Kaklea said she had never worked with a fashion house before and that being “a stranger” to this world was reflected in this “displacement, discovery and experimentation rather than display or narration [in the performance].” However, “common experiences” allowed the two “to talk the same language from the beginning.”
That same evening, Louis Vuitton staged a cocktail and dinner at the stunning Ca’ d’Oro palazzo in the late Gothic style overlooking the Grand Canal, where the French group plans to renovate the Giorgio Franchetti Gallery with the Venetian Heritage Foundation. The Ca’ d’Oro now houses a museum and Baron Franchetti’s art collection, to which, over the years, the Italian state has added paintings and numerous sculptures from churches destroyed during the French and Austrian occupation.
Since 2013, the Espace Louis Vuitton Venezia, part of the Beyond the Walls program run by the Fondation Louis Vuitton, has been the location of a series of exhibitions promoting international contemporary art and this year it is hosting “Apollo, Apollo,” by Katharina Grosse as a collateral event of the Biennale.
Diesel paired with the Tom of Finland Foundation and Paris-based art collective The Community to present two concurrent exhibitions, “AllTogether,” in Venice and Paris, bringing together a selection of the world’s most extensive collection of LGBTQ art for the first time outside of Los Angeles.
“Tom opened doors to so many people: He was the first internationally known erotic gay artist, and created a platform that helped me understand myself in my process of acceptance as there was no gay community growing up in Bruges,” said Diesel creative director Glenn Martens. “He contributed to this sense of living life in full happiness, which is reflected in these works, as artists know they no longer have to hide, but let’s not forget that our community does not live in peace everywhere. There is still persecution in many places. The Biennale is one of the best platforms and will help to raise awareness.”
The designer also gave a shout-out to Diesel, which has long spoken up about social issues and the environment: “one of the reasons I accepted this job,” said Martens. “We have a responsibility as a global brand to give back, people are watching and we work to speed up this process of acceptance.”
Diesel will also launch a dedicated capsule collection on May 8, Tom of Finland’s birthday.

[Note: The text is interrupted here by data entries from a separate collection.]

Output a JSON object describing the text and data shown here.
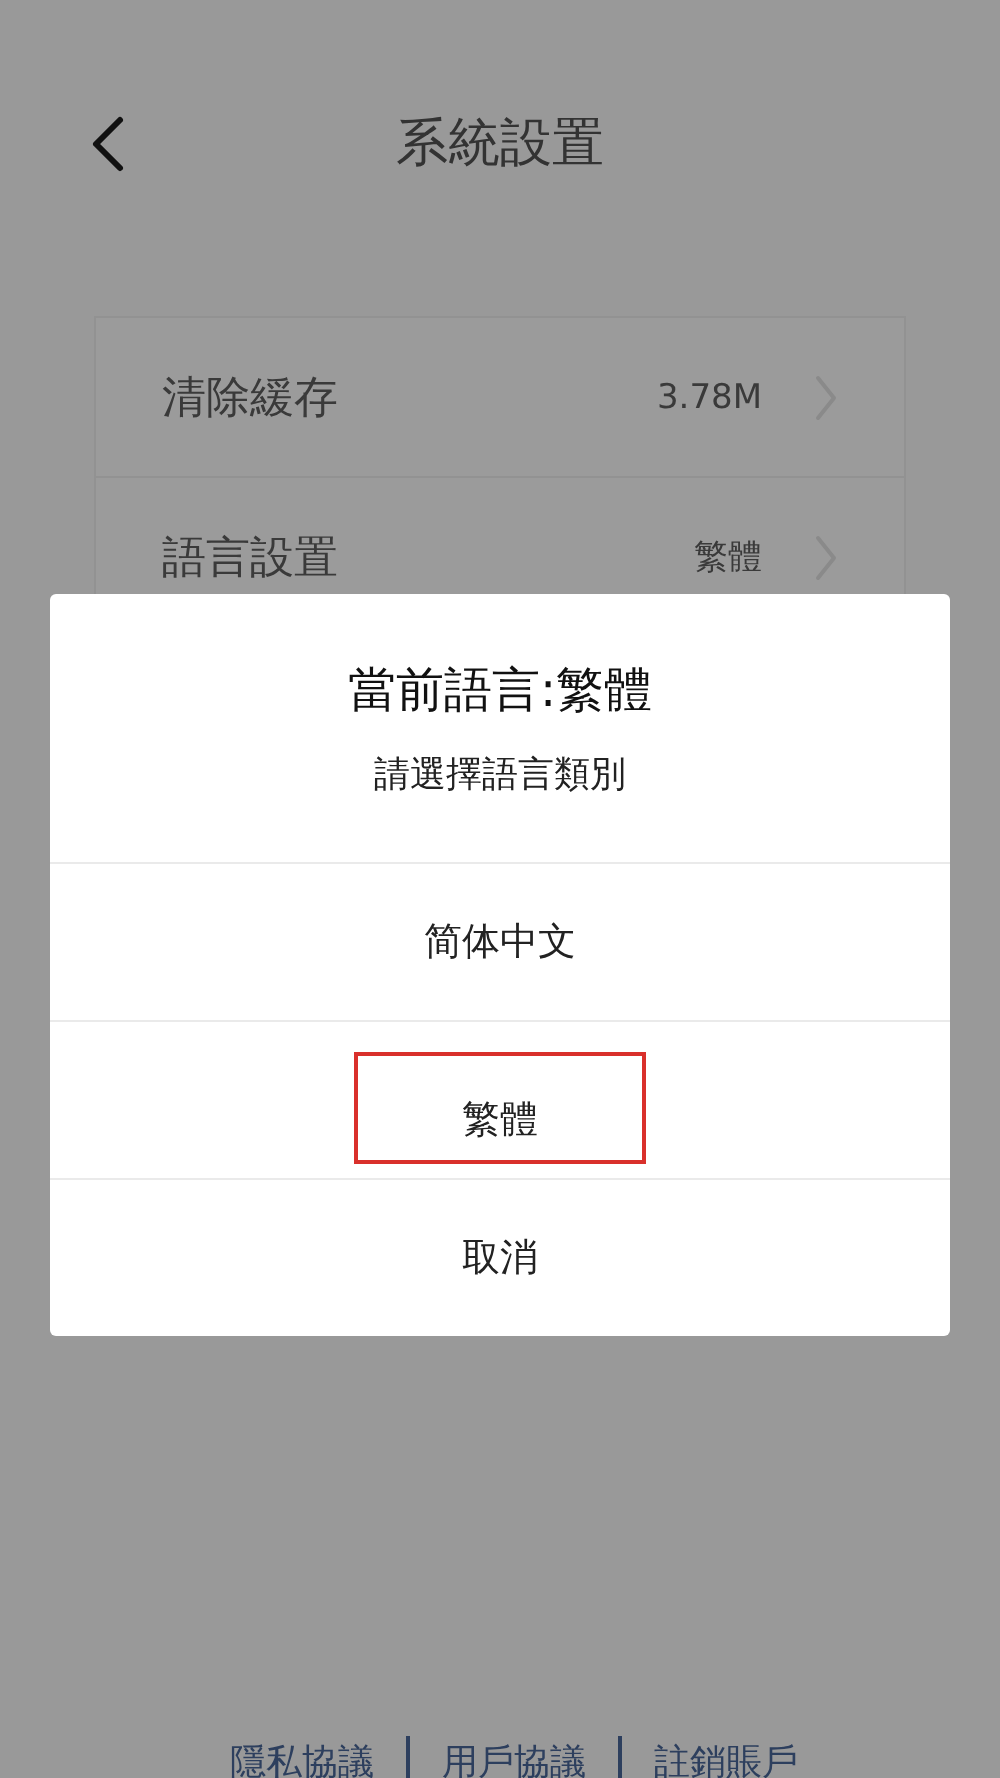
{
  "header": {
    "title": "系統設置"
  },
  "settings": [
    {
      "label": "清除緩存",
      "value": "3.78M"
    },
    {
      "label": "語言設置",
      "value": "繁體"
    }
  ],
  "dialog": {
    "title": "當前語言:繁體",
    "subtitle": "請選擇語言類別",
    "options": [
      {
        "label": "简体中文",
        "selected": false
      },
      {
        "label": "繁體",
        "selected": true
      },
      {
        "label": "取消",
        "selected": false
      }
    ]
  },
  "footer_links": [
    "隱私協議",
    "用戶協議",
    "註銷賬戶"
  ]
}
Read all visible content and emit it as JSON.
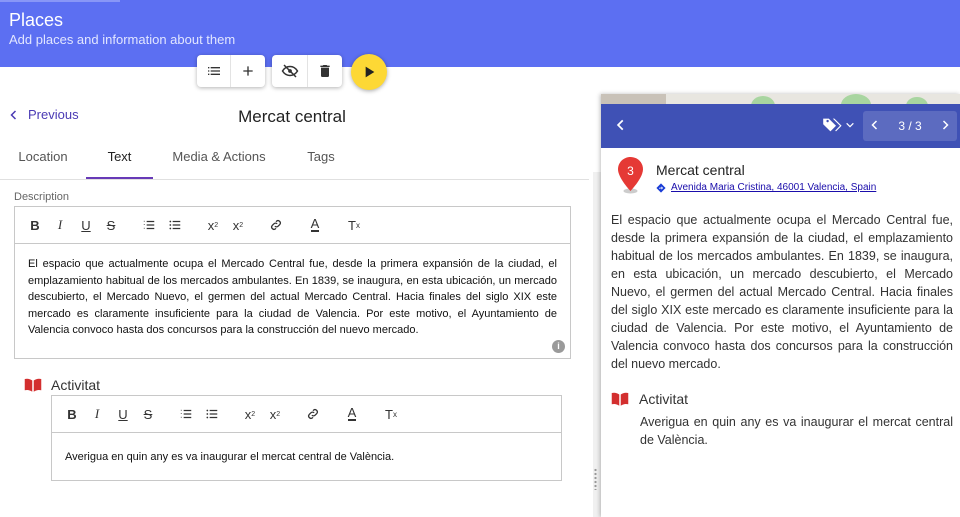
{
  "header": {
    "title": "Places",
    "subtitle": "Add places and information about them"
  },
  "toolbar": {
    "list_icon": "list-icon",
    "add_icon": "plus-icon",
    "hide_icon": "eye-off-icon",
    "delete_icon": "trash-icon",
    "play_icon": "play-icon"
  },
  "nav": {
    "previous_label": "Previous",
    "place_title": "Mercat central"
  },
  "tabs": [
    {
      "label": "Location"
    },
    {
      "label": "Text"
    },
    {
      "label": "Media & Actions"
    },
    {
      "label": "Tags"
    }
  ],
  "active_tab": "Text",
  "description": {
    "label": "Description",
    "text": "El espacio que actualmente ocupa el Mercado Central fue, desde la primera expansión de la ciudad, el emplazamiento habitual de los mercados ambulantes. En 1839, se inaugura, en esta ubicación, un mercado descubierto, el Mercado Nuevo, el germen del actual Mercado Central. Hacia finales del siglo XIX este mercado es claramente insuficiente para la ciudad de Valencia. Por este motivo, el Ayuntamiento de Valencia convoco hasta dos concursos para la construcción del nuevo mercado."
  },
  "activity": {
    "title": "Activitat",
    "text": "Averigua en quin any es va inaugurar el mercat central de València."
  },
  "preview": {
    "pager": "3 / 3",
    "marker_number": "3",
    "title": "Mercat central",
    "address": "Avenida Maria Cristina, 46001 Valencia, Spain",
    "text": "El espacio que actualmente ocupa el Mercado Central fue, desde la primera expansión de la ciudad, el emplazamiento habitual de los mercados ambulantes. En 1839, se inaugura, en esta ubicación, un mercado descubierto, el Mercado Nuevo, el germen del actual Mercado Central. Hacia finales del siglo XIX este mercado es claramente insuficiente para la ciudad de Valencia. Por este motivo, el Ayuntamiento de Valencia convoco hasta dos concursos para la construcción del nuevo mercado.",
    "activity_title": "Activitat",
    "activity_text": "Averigua en quin any es va inaugurar el mercat central de València."
  },
  "colors": {
    "header": "#5c6ff2",
    "panel_bar": "#3f51b5",
    "play_button": "#fdd835",
    "tab_indicator": "#673ab7",
    "marker": "#e53935"
  }
}
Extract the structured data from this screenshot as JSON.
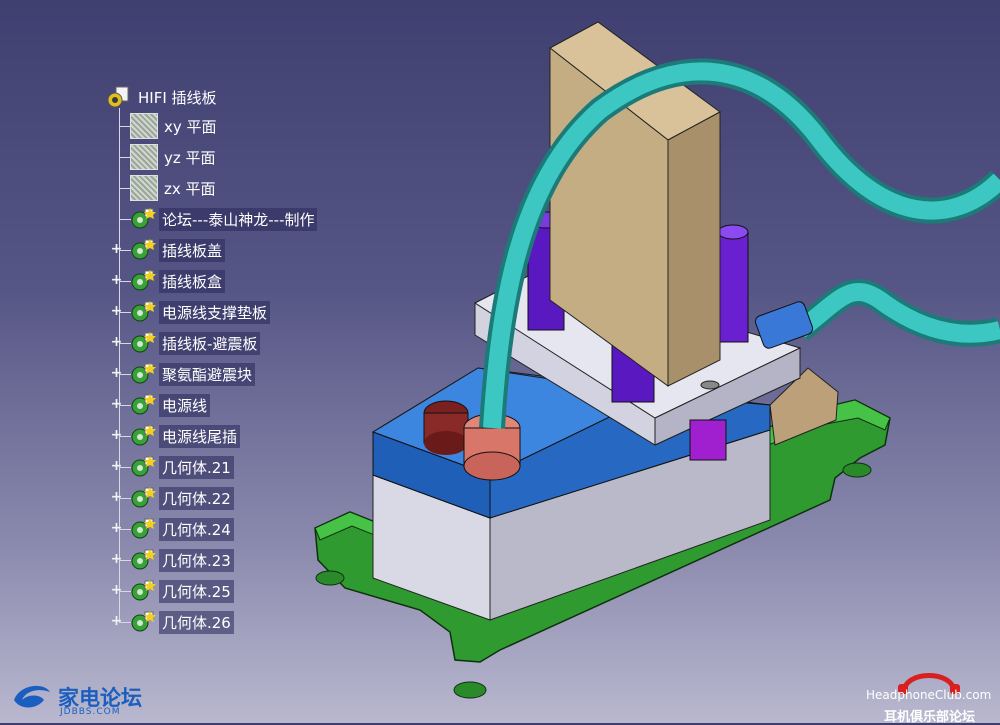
{
  "tree": {
    "root": {
      "label": "HIFI 插线板",
      "icon": "product-icon"
    },
    "nodes": [
      {
        "label": "xy 平面",
        "icon": "plane-icon",
        "kind": "plane",
        "expandable": false
      },
      {
        "label": "yz 平面",
        "icon": "plane-icon",
        "kind": "plane",
        "expandable": false
      },
      {
        "label": "zx 平面",
        "icon": "plane-icon",
        "kind": "plane",
        "expandable": false
      },
      {
        "label": "论坛---泰山神龙---制作",
        "icon": "part-body-icon",
        "kind": "part",
        "expandable": false
      },
      {
        "label": "插线板盖",
        "icon": "part-body-icon",
        "kind": "part",
        "expandable": true
      },
      {
        "label": "插线板盒",
        "icon": "part-body-icon",
        "kind": "part",
        "expandable": true
      },
      {
        "label": "电源线支撑垫板",
        "icon": "part-body-icon",
        "kind": "part",
        "expandable": true
      },
      {
        "label": "插线板-避震板",
        "icon": "part-body-icon",
        "kind": "part",
        "expandable": true
      },
      {
        "label": "聚氨酯避震块",
        "icon": "part-body-icon",
        "kind": "part",
        "expandable": true
      },
      {
        "label": "电源线",
        "icon": "part-body-icon",
        "kind": "part",
        "expandable": true
      },
      {
        "label": "电源线尾插",
        "icon": "part-body-icon",
        "kind": "part",
        "expandable": true
      },
      {
        "label": "几何体.21",
        "icon": "part-body-icon",
        "kind": "part",
        "expandable": true
      },
      {
        "label": "几何体.22",
        "icon": "part-body-icon",
        "kind": "part",
        "expandable": true
      },
      {
        "label": "几何体.24",
        "icon": "part-body-icon",
        "kind": "part",
        "expandable": true
      },
      {
        "label": "几何体.23",
        "icon": "part-body-icon",
        "kind": "part",
        "expandable": true
      },
      {
        "label": "几何体.25",
        "icon": "part-body-icon",
        "kind": "part",
        "expandable": true
      },
      {
        "label": "几何体.26",
        "icon": "part-body-icon",
        "kind": "part",
        "expandable": true
      }
    ],
    "expander_symbol": "+"
  },
  "watermarks": {
    "left_brand": "家电论坛",
    "left_sub": "JDBBS.COM",
    "right_brand": "HeadphoneClub.com",
    "right_sub": "耳机俱乐部论坛"
  },
  "colors": {
    "background_top": "#3f3f70",
    "background_bottom": "#b9b8cf",
    "base_plate": "#2fae2f",
    "box_top": "#2f79d6",
    "box_side": "#dcdce8",
    "cable": "#33b8b3",
    "block": "#c8b48a",
    "pins": "#6a1fd0"
  }
}
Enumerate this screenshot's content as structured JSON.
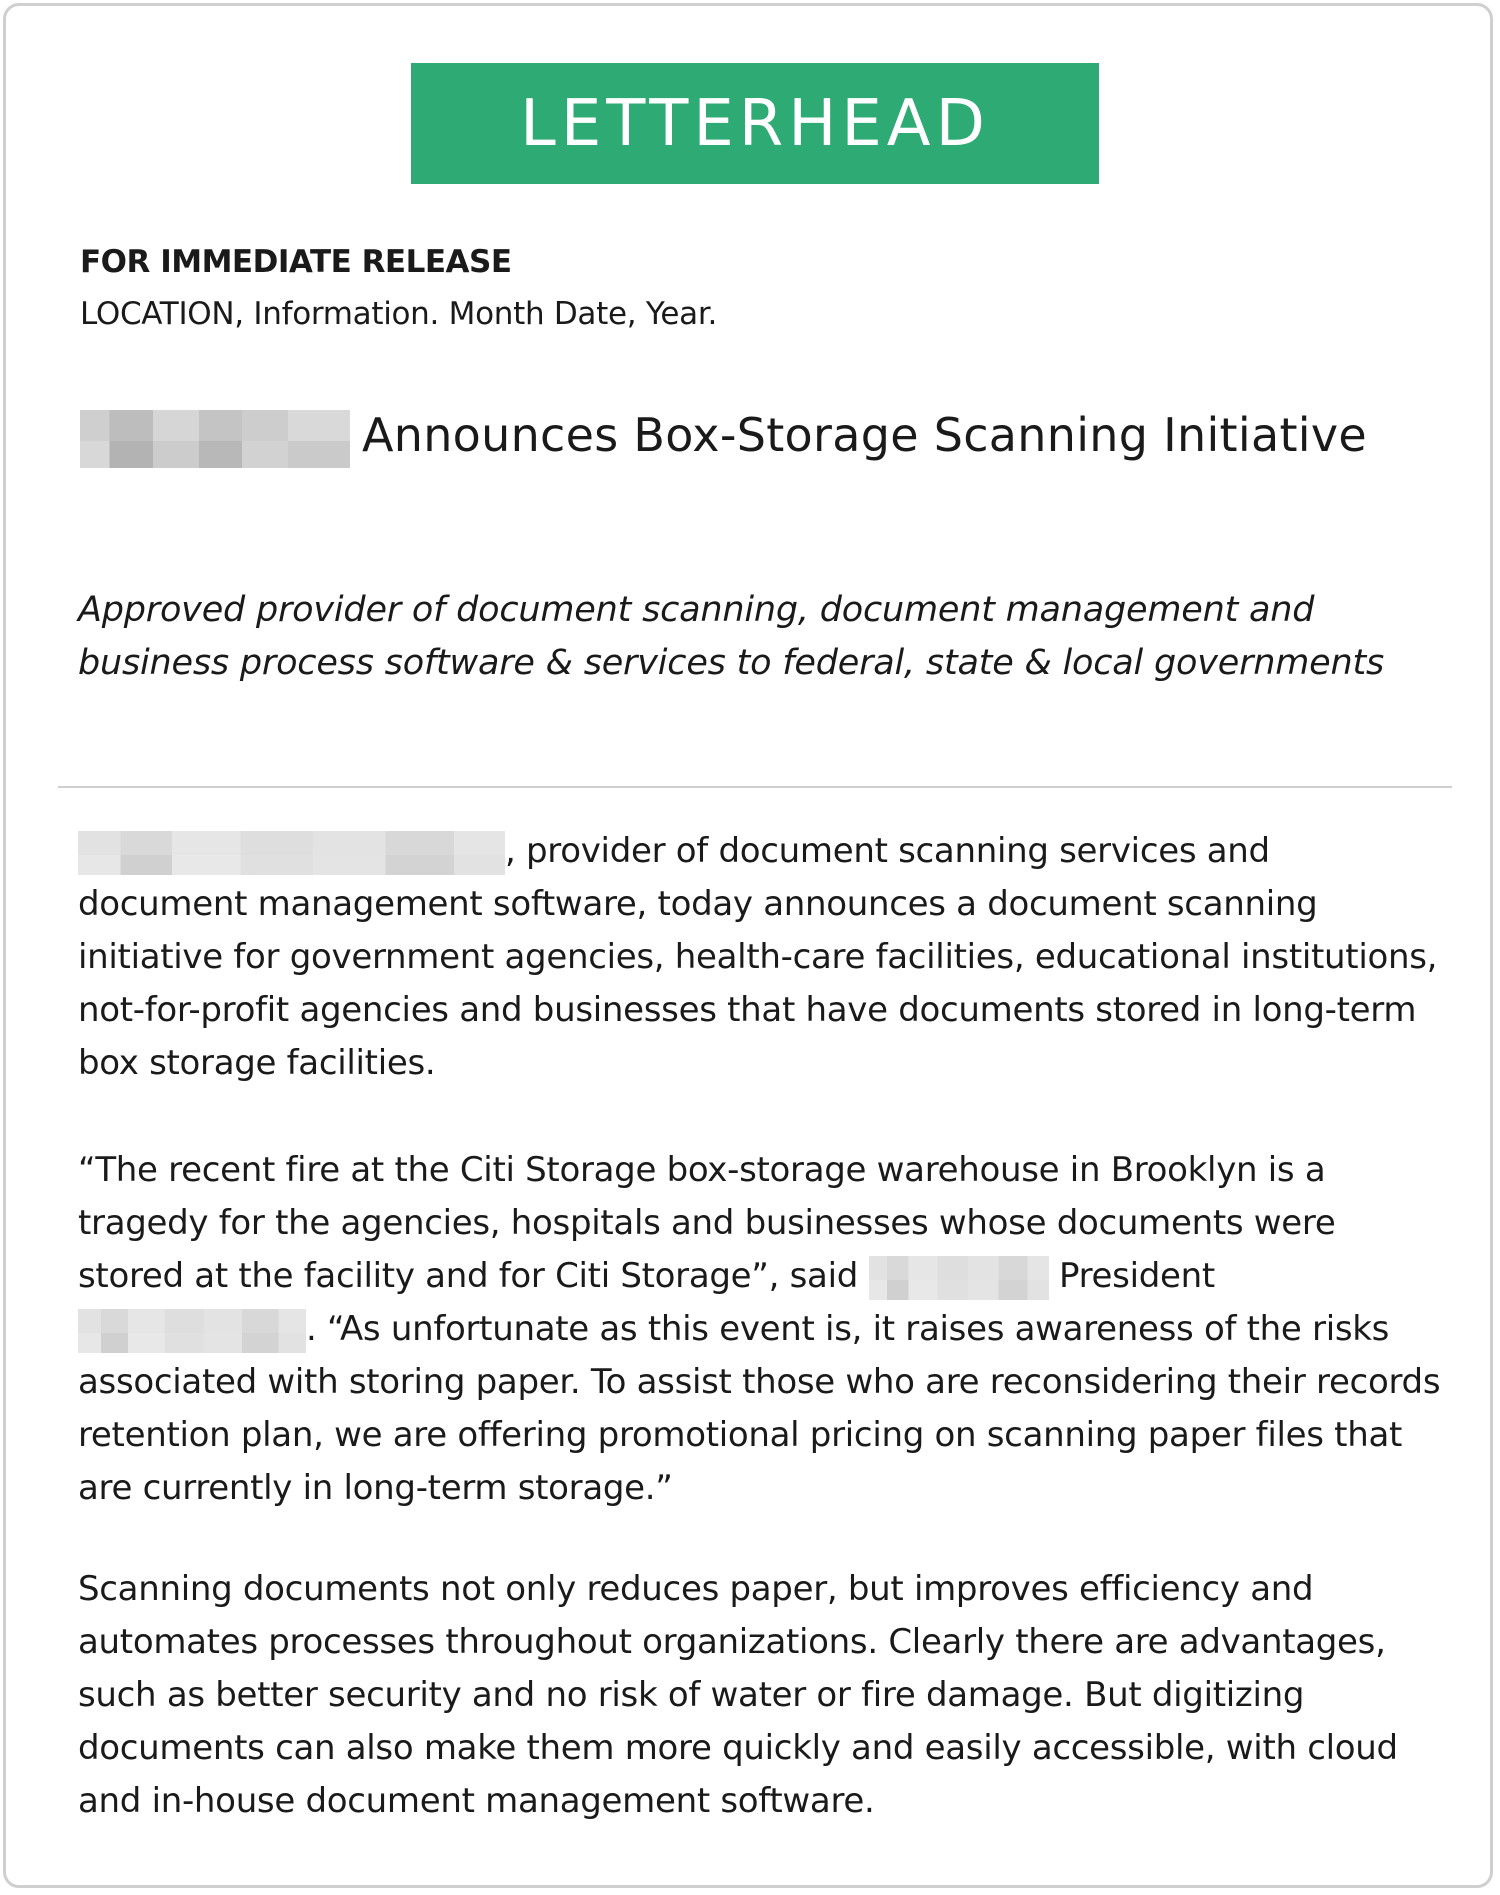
{
  "letterhead": {
    "label": "LETTERHEAD",
    "color": "#2eab74"
  },
  "release": {
    "label": "FOR IMMEDIATE RELEASE",
    "location_line": "LOCATION, Information. Month Date, Year."
  },
  "headline": {
    "text": "Announces Box-Storage Scanning Initiative"
  },
  "subhead": {
    "text": "Approved provider of document scanning, document management and business process software & services to federal, state & local governments"
  },
  "paragraphs": {
    "p1_text": ", provider of document scanning services and document management software, today announces a document scanning initiative for government agencies, health-care facilities, educational institutions, not-for-profit agencies and businesses that have documents stored in long-term box storage facilities.",
    "p2_part1": "“The recent fire at the Citi Storage box-storage warehouse in Brooklyn is a tragedy for the agencies, hospitals and businesses whose documents were stored at the facility and for Citi Storage”, said ",
    "p2_part2": " President ",
    "p2_part3": ".  “As unfortunate as this event is, it raises awareness of the risks associated with storing paper. To assist those who are reconsidering their records retention plan, we are offering promotional pricing on scanning paper files that are currently in long-term storage.”",
    "p3_text": "Scanning documents not only reduces paper, but improves efficiency and automates processes throughout organizations. Clearly there are advantages, such as better security and no risk of water or fire damage. But digitizing documents can also make them more quickly and easily accessible, with cloud and in-house document management software."
  }
}
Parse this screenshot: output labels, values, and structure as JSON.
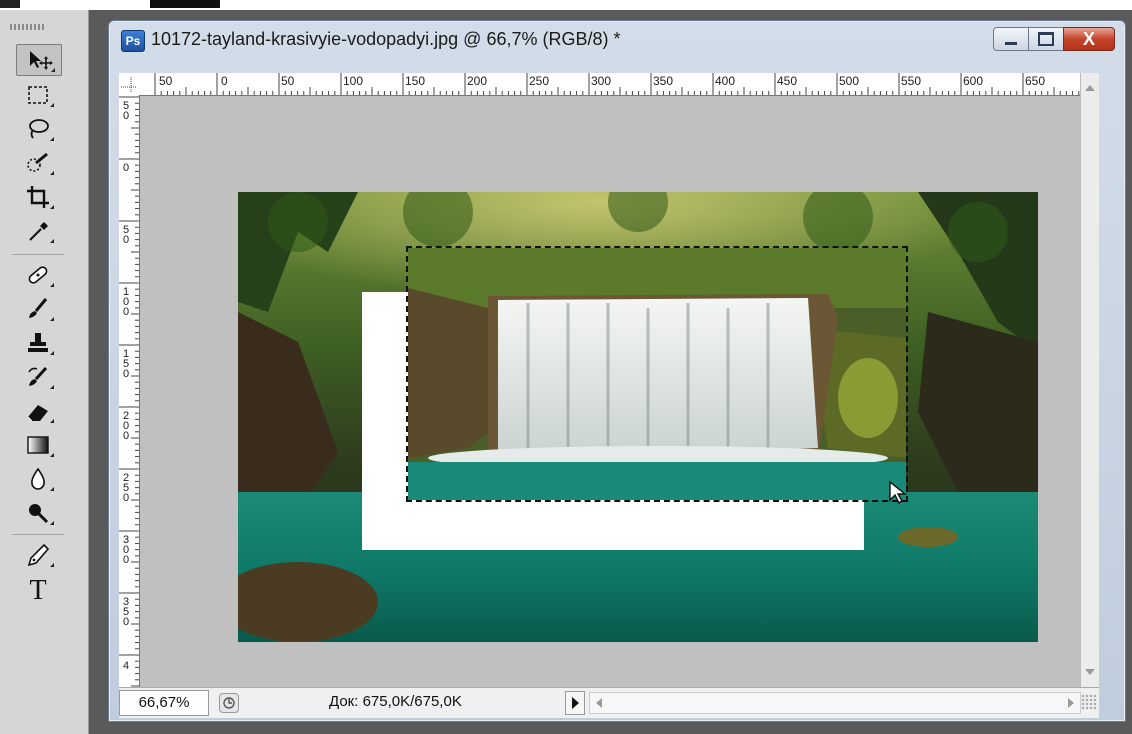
{
  "document": {
    "title": "10172-tayland-krasivyie-vodopadyi.jpg @ 66,7% (RGB/8) *",
    "app_icon_label": "Ps",
    "close_label": "X"
  },
  "ruler": {
    "horizontal": [
      "50",
      "0",
      "50",
      "100",
      "150",
      "200",
      "250",
      "300",
      "350",
      "400",
      "450",
      "500",
      "550",
      "600",
      "650"
    ],
    "vertical": [
      "50",
      "0",
      "50",
      "100",
      "150",
      "200",
      "250",
      "300",
      "350",
      "4"
    ]
  },
  "status": {
    "zoom": "66,67%",
    "doc_size": "Док: 675,0K/675,0K"
  },
  "tools": [
    {
      "name": "move-tool",
      "icon": "move-icon"
    },
    {
      "name": "marquee-tool",
      "icon": "rect-marquee-icon"
    },
    {
      "name": "lasso-tool",
      "icon": "lasso-icon"
    },
    {
      "name": "quick-selection-tool",
      "icon": "quick-select-icon"
    },
    {
      "name": "crop-tool",
      "icon": "crop-icon"
    },
    {
      "name": "eyedropper-tool",
      "icon": "eyedropper-icon"
    },
    {
      "name": "healing-brush-tool",
      "icon": "bandage-icon"
    },
    {
      "name": "brush-tool",
      "icon": "brush-icon"
    },
    {
      "name": "clone-stamp-tool",
      "icon": "stamp-icon"
    },
    {
      "name": "history-brush-tool",
      "icon": "history-brush-icon"
    },
    {
      "name": "eraser-tool",
      "icon": "eraser-icon"
    },
    {
      "name": "gradient-tool",
      "icon": "gradient-icon"
    },
    {
      "name": "blur-tool",
      "icon": "drop-icon"
    },
    {
      "name": "dodge-tool",
      "icon": "dodge-icon"
    },
    {
      "name": "pen-tool",
      "icon": "pen-icon"
    },
    {
      "name": "type-tool",
      "icon": "type-icon",
      "label": "T"
    }
  ]
}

The foundation’s president and cofounder Durk Dehner touted the “amazing exposure” of the Biennale and Diesel’s capsule, “another exciting avenue” to promote the imagery of the artists. “Tom’s legacy lives on and continues to inspire to stay true to yourself and not be inhibited. He represents freedom for all of us. Many erotic artists of the time — some working anonymously throughout their career — were concerned that their work would be forgotten or destroyed after their deaths. Thus, they donated their life’s work to the foundation, knowing it would be carefully archived and their stories preserved.”
The exhibition at The Community Centre in Paris will bow on May 8 and the two shows, which both run until June 26, comprise more than 200 works of art from the 1940s to the present day.
Street art also entered the Biennale, with the pavilion of the Republic of San Marino displaying a work by British artist Endless, organized by FR Institute of Contemporary Art, in collaboration with the Cris Contini Contemporary gallery, called “The Endless Transfiguration.”
Endless is the first and only street artist who has entered the Gallerie degli Uffizi with a permanent work. Ever more timely, this work investigates how man develops technologies to modify the environment and how nature reacts to them.
An imposing installation, 14 meters long — with a reconfigured human-like torso at its center with outstretched arms and open hands — is constructed from largely recycled materials in a collage, such as wooden panels and doors, metal panels and silver sheets, on which the artist has grafted digital graphics and paint layering, revealing details such as manipulated photographs and graphical imagery that refer to his street-art background.